In partnership with the Surgical Unit of the Civil Hospital, an awareness session on esophageal cancer was held in the Moin Auditorium of Dow Medical College. Dr. Najib Nematullah, Dr. Irfan Dawoodi, and Prof. Sajida Qureshi, all oncologists, spoke to the gathering.
Dr. Najib Nematullah stated that esophageal cancer fatalities accounted for 5.5 percent of total cancer deaths in 2020, while the rate of this cancer is 3.1 percent.
Read more: Types of Cancers Prevailing in Pakistan
According to Dr. Saad Khalid Niaz, there is presently no test for early detection of esophageal cancer; however, artificial intelligence technologies are being utilized, therefore it is vital to pay attention to its diagnosis in conjunction with other symptoms.
“Most individuals have misunderstandings about biopsy,” he continued, “but if they have misconceptions about endoscopy, these assumptions and misconceptions are a barrier to treatment.”
The signs of this disease, according to Dr. Sajida Qureshi, include trouble swallowing food, irregular weight loss, sore throat, and food recurrence.
He went on to say that the risk of esophageal cancer in Karachi is 6.8% for men and 5.3 percent for women. The Dow University-run Civil Hospital Karachi’s surgical unit is the only place in Pakistan where esophageal cancer can be diagnosed and treated for free. There is a way to get rid of it.

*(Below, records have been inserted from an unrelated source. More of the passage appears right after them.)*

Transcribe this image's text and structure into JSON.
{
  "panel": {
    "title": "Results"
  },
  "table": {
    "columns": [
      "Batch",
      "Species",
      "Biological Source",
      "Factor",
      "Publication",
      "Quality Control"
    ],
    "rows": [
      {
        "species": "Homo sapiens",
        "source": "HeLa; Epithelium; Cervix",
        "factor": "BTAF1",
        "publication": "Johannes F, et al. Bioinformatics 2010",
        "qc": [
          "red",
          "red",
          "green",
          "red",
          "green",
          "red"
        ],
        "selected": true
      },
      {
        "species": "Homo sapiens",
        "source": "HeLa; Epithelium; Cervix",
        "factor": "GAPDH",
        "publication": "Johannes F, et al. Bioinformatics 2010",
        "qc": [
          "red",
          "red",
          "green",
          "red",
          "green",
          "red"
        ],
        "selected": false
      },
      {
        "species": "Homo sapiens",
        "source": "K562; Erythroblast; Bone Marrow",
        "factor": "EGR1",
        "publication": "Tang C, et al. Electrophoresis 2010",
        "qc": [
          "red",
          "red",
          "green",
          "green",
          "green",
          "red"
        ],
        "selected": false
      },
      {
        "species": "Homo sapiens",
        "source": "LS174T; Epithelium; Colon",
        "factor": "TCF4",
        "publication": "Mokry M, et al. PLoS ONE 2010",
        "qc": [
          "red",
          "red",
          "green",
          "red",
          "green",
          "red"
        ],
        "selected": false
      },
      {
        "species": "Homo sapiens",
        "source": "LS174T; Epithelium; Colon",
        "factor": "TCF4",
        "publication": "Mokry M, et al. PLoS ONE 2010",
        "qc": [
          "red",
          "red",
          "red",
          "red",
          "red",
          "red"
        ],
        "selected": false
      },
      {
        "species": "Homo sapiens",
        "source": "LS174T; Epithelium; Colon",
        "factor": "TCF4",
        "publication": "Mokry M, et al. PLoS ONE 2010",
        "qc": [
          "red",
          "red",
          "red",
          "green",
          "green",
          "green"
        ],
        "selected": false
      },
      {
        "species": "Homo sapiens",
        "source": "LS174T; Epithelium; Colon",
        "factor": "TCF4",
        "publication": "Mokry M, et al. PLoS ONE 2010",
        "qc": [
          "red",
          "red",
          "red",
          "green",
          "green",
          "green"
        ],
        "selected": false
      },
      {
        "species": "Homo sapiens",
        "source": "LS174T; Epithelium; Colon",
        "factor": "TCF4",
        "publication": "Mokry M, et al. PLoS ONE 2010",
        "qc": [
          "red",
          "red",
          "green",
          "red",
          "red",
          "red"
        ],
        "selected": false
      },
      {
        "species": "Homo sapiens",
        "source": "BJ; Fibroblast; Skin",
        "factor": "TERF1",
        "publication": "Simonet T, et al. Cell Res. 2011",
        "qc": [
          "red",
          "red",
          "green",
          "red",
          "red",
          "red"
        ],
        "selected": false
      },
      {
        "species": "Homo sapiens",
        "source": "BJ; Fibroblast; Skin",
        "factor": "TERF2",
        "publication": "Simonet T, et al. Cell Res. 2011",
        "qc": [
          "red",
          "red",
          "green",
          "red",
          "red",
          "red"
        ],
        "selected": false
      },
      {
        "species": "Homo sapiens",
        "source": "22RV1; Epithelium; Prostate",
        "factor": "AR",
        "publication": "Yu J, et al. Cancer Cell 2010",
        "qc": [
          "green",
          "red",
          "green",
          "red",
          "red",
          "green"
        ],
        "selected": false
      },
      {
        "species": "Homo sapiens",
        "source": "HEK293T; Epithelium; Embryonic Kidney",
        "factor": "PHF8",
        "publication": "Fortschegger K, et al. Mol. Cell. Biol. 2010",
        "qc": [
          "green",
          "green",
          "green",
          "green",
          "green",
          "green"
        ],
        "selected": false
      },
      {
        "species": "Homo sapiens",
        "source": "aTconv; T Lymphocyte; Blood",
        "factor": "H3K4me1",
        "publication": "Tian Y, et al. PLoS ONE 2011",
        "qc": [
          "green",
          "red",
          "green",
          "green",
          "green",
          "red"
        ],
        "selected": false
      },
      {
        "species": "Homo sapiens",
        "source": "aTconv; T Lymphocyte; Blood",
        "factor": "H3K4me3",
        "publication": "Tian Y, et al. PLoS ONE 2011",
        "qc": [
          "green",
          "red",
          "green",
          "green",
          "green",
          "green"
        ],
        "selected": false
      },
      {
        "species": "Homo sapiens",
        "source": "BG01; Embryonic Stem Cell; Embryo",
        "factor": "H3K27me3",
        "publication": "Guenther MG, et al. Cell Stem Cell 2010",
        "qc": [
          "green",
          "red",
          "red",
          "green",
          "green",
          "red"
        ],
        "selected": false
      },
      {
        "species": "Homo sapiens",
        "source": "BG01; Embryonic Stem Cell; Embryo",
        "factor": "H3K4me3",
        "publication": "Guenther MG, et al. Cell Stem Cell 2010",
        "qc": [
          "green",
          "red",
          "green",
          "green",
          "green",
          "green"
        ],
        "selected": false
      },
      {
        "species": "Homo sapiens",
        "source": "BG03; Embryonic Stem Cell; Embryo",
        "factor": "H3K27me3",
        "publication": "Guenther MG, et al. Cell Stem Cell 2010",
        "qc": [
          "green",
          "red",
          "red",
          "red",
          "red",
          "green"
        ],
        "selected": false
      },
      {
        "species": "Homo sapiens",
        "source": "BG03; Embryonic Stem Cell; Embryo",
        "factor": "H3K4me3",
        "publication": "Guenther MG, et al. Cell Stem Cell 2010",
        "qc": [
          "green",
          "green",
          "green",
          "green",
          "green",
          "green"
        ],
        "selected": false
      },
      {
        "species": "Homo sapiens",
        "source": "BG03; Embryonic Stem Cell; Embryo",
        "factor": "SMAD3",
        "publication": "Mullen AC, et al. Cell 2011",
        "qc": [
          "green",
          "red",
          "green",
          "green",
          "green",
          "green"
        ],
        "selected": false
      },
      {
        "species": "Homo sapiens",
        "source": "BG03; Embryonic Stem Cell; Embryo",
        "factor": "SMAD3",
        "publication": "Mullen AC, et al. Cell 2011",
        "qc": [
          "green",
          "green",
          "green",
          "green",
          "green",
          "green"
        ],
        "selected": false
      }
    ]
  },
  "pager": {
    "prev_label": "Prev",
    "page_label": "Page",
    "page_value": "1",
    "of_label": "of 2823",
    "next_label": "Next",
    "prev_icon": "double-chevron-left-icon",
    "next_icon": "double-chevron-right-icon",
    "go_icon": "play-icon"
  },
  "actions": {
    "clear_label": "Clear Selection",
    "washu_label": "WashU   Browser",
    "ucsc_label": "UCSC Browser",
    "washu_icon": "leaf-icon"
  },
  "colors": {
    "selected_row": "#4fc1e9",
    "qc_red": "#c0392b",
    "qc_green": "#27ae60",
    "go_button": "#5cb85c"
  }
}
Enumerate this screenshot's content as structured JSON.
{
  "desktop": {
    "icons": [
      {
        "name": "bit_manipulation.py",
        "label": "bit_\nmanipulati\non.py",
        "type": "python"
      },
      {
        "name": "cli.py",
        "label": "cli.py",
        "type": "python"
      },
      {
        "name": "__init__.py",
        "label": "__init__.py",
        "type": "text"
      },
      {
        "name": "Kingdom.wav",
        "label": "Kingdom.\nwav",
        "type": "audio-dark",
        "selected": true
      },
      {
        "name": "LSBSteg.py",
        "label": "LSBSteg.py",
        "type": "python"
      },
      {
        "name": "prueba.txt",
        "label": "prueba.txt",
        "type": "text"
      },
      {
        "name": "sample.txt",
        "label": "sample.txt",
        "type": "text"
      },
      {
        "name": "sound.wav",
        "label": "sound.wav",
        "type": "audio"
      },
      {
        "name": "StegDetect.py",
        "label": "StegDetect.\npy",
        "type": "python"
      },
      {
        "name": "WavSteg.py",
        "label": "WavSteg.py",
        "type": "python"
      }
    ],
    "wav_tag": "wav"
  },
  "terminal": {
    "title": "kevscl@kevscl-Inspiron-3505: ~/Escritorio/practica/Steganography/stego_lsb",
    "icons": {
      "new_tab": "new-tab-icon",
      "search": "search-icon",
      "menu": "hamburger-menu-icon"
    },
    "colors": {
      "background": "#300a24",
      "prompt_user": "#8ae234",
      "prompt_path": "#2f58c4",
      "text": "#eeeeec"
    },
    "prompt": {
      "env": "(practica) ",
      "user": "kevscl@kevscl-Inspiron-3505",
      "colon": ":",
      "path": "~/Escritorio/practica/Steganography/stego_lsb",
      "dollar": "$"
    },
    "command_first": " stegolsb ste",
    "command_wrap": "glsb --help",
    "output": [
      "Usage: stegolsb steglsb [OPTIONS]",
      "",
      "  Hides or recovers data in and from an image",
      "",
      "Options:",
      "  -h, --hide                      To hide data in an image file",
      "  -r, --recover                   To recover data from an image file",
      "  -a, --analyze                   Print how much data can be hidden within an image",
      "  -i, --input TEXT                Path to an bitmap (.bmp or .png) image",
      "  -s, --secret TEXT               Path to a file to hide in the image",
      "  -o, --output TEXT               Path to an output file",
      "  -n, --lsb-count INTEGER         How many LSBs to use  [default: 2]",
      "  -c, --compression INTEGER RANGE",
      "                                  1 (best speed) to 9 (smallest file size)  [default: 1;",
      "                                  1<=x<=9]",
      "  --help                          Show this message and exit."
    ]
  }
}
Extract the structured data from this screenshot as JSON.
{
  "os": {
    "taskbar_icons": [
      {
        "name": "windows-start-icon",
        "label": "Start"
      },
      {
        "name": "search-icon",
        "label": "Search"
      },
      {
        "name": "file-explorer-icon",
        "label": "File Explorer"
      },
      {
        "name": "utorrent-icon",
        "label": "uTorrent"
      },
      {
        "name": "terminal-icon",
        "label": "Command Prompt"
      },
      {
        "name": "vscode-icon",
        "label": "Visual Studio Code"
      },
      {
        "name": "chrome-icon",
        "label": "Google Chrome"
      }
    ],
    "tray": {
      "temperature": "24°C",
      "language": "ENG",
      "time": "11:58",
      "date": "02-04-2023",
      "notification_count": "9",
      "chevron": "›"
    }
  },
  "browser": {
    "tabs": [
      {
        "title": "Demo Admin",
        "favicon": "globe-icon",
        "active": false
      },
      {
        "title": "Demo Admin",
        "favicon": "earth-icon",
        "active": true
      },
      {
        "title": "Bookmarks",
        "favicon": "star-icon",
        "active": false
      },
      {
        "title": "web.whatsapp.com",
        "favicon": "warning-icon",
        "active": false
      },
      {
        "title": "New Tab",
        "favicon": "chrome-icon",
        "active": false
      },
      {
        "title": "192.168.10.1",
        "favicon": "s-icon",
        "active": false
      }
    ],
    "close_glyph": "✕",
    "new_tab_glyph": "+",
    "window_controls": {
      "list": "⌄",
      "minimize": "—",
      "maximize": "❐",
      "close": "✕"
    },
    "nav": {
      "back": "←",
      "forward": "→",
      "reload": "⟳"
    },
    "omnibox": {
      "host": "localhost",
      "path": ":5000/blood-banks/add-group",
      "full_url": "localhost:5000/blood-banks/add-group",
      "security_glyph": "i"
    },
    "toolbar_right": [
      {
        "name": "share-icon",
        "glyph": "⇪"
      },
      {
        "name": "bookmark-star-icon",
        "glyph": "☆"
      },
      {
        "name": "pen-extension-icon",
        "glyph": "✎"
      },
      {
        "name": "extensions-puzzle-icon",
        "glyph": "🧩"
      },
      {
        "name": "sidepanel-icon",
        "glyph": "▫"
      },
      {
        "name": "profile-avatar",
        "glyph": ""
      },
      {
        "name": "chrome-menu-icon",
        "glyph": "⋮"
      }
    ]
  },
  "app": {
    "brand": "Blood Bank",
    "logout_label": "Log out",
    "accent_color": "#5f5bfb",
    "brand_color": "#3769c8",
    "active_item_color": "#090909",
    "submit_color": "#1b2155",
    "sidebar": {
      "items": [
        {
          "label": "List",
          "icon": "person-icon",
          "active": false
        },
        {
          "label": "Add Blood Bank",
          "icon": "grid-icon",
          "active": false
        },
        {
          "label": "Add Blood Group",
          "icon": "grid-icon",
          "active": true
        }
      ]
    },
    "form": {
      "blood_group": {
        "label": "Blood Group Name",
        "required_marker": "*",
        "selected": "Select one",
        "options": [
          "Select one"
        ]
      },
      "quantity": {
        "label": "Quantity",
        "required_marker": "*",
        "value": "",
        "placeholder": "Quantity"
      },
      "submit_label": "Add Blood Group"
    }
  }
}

Prof. Muhammad Saeed Qureshi believes that there is a need to expand esophageal cancer treatment centers at the government level, build endoscopic units, and raise cancer awareness in its initial stages using digital media. In order to diagnose, taluka hospitals must engage specialists in various diseases and train a significant number of young doctors in the field of gastroenterology.